Whether you’re engaging in impact play or mental domination, it’s through good communication that you can work out if you’re well-matched and if your wants and needs align.
It’s important to be aware of yourself and of your own triggers.Him again
(And I’d like to add that it’s worth bearing in mind that your wants and needs can change and you may find a trigger you didn’t realise you had.) And this is why aftercare is so important. Aftercare can take any form; whatever the sub needs: cuddles, talking, a sleepover… the aim is to restore a sense of normality and leave the scene feeling balanced.
Depending on the aftercare the sub wants I wonder if there’s the worry that romance or emotions seep into the casual sex. I’ve always been able to separate sex from emotion, but I’m curious if this is as easy for others engaging in really intense sex. Does our Global Dom ever become emotionally attached to a play partner? Does he develop feelings for them? Has a partner ever been attached to him? Would that spoil the fun? How does he avoid a partner getting attached? ‘I’m very driven by emotions as I learned to manage them with time by knowing myself in different situations and the reason is that it helps me ‘live the moment’ which is never the same even with the same person. I do get emotionally attached to most of my regular partners, but it rarely develops into romantic feelings. I avoid others getting attached to me by setting up the scene very clearly. I try to communicate in the best way I can without any filters – usually it works very well as there aren’t any expectations.’
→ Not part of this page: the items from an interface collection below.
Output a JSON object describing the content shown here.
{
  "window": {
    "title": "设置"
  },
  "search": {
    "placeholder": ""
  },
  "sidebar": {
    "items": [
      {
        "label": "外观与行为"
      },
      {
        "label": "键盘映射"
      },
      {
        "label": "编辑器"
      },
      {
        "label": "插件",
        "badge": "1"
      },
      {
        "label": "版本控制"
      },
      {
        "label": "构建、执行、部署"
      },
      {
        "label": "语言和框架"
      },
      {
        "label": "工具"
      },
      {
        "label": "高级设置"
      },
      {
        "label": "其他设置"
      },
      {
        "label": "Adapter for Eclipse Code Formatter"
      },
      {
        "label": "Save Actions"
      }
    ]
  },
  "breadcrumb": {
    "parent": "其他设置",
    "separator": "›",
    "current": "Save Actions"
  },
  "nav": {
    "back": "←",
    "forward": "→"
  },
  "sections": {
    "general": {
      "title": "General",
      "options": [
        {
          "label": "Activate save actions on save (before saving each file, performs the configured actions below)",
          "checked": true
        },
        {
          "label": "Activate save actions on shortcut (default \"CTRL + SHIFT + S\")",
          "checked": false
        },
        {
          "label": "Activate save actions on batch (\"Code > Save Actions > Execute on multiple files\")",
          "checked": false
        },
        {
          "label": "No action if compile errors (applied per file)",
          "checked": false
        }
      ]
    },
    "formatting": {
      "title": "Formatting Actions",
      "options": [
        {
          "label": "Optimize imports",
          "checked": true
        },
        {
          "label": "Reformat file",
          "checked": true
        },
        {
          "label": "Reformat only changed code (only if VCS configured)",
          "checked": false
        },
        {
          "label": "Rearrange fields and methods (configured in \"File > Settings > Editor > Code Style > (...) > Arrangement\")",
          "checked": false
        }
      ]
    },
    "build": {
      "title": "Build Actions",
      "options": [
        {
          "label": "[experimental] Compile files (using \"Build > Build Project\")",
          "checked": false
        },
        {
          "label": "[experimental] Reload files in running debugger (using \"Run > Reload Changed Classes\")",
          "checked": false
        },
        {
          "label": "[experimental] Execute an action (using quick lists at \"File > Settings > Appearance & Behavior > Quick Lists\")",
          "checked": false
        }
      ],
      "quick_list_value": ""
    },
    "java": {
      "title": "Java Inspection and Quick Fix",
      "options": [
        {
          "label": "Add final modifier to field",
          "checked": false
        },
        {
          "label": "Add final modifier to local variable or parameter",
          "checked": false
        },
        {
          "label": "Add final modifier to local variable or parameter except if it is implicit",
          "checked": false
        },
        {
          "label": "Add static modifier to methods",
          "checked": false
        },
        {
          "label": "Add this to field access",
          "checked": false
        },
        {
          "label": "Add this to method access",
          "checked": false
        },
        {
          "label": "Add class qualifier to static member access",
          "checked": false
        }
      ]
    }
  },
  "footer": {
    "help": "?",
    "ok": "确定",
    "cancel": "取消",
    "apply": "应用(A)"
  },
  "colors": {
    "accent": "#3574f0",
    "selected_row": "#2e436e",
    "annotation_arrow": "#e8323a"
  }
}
Whether you’re looking for a kinky one-night stand, regular raunchy sex or a BDSM relationship, communication is crucial. Discussing limits and desires, assuming you won’t be judged and knowing it’s okay to change your mind is all part of the dynamic. If you’re too embarrassed to talk about what you want and don’t want, maybe the BDSM scene isn’t quite right for you… just yet.